Sir Dior and his garden
The day after his first trunk show, Christian Dior decided to buy a house in a village next to Paris called Milly-la-Foret. To pay tribute to the place he loved and the garden he would take refuge in to re-energize, Victoire de Castellane imagined a vegetal-themed collection full of symbols starting with the name of Mr. Dior’s new residence. Famous for her color associations, the Dior designer interwinded black green and orange laquered petals, leaves set on yellow gold with diamond or tanzanites before setting rubellite and spessartite garnet as the pistils. All this complexity is attached like a pendant to a flat thick electric blue cotton necklace. We go free diving from top to bottom until we reach the drop of the paraiba tourmaline.
When French Shourouk defies Swiss Piaget
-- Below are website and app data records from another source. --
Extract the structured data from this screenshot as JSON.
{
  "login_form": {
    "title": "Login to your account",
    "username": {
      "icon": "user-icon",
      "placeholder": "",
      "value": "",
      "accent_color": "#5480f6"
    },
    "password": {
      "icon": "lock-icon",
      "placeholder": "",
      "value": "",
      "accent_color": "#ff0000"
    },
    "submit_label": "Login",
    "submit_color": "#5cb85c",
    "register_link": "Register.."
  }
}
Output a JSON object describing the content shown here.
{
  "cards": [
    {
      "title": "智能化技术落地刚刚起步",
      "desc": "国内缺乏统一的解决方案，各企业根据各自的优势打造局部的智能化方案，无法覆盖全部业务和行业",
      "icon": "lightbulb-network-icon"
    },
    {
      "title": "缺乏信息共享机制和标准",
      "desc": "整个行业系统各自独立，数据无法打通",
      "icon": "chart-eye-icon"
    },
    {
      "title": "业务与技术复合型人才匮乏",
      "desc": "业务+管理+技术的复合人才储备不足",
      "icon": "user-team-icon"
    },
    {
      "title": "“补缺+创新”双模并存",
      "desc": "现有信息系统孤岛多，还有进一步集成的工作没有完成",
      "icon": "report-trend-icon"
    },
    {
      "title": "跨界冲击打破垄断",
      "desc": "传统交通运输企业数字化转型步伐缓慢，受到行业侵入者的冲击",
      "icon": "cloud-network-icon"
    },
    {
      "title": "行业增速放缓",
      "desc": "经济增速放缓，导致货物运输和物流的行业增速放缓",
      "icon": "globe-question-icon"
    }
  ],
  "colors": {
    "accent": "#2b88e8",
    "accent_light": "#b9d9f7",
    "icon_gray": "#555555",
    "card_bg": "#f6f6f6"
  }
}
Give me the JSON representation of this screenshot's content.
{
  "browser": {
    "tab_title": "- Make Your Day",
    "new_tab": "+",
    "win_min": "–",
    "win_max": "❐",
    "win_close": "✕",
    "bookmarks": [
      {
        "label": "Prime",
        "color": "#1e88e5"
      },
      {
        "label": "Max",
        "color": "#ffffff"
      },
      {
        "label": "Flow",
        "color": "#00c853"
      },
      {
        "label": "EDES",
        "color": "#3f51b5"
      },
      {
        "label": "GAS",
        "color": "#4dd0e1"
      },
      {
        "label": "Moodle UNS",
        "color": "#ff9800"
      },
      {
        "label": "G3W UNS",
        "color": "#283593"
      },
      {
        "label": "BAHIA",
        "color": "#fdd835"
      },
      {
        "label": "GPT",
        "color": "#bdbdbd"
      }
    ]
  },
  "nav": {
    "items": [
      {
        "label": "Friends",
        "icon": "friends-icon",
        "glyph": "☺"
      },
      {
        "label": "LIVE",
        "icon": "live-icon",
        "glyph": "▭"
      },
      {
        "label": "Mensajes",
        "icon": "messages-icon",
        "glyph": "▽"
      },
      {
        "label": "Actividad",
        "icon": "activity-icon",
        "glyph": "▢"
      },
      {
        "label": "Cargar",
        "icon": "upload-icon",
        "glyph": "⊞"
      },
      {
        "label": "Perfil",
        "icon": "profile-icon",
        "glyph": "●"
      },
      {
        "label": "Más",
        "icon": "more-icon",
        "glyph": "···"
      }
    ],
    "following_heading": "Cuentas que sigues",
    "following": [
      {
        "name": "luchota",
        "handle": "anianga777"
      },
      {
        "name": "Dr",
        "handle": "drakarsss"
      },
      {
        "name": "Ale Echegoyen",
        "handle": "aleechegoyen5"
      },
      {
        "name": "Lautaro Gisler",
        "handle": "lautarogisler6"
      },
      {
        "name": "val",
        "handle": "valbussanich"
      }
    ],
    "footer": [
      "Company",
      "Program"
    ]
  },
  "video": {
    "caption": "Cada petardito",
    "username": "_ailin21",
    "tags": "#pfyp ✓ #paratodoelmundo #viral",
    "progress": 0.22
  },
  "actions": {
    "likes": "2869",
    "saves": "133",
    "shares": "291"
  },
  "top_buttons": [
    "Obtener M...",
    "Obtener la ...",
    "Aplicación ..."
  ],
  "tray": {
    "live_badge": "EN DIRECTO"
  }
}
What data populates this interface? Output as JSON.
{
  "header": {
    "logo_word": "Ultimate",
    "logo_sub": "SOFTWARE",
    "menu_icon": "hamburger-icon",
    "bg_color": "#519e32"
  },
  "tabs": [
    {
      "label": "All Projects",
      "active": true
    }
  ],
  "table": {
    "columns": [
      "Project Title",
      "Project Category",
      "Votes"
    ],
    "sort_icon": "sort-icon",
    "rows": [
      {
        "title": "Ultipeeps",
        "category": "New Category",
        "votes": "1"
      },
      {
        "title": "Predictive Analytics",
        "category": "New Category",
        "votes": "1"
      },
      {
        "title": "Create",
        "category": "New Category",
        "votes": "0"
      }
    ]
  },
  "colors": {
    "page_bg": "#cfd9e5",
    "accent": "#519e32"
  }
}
Imagined by Parisian jewelry designer Shourouk, the following necklace is the latest from the Rose Exotic collection by Piaget. Inspired by the origins of the famous jewelry collector Joséphine de Beauharnais – the French Empress and wife of Napoleon the 1st born in La Martinique, it pays homage to the Carribean island with a majestuous parrot necklace. Symetrically set on the upper part of the necklace, the pear shape orange garnet is surrounded by briolettes of aquamarines and green tourmalines with respectivelly two and five yellow and blue sapphires on each side. Linked by a round diamond, the cushion cut rubelitte is surrounded by the same colored stones set to end with a large pear-shape deep blue sapphire. If last summer all fashionistas dreamed about Shourouk, all jewelistas will now dream about Piaget.
Photo Credit: Alma Karina Agency. Eleonor Picciottio is the Editor-In-Chief of The Eye of Jewelry. Launched in January 2015 The Eye of Jewelry is a plate-form dedicated to the world fine jewelry, high jewelry and jewelry in watchmaking.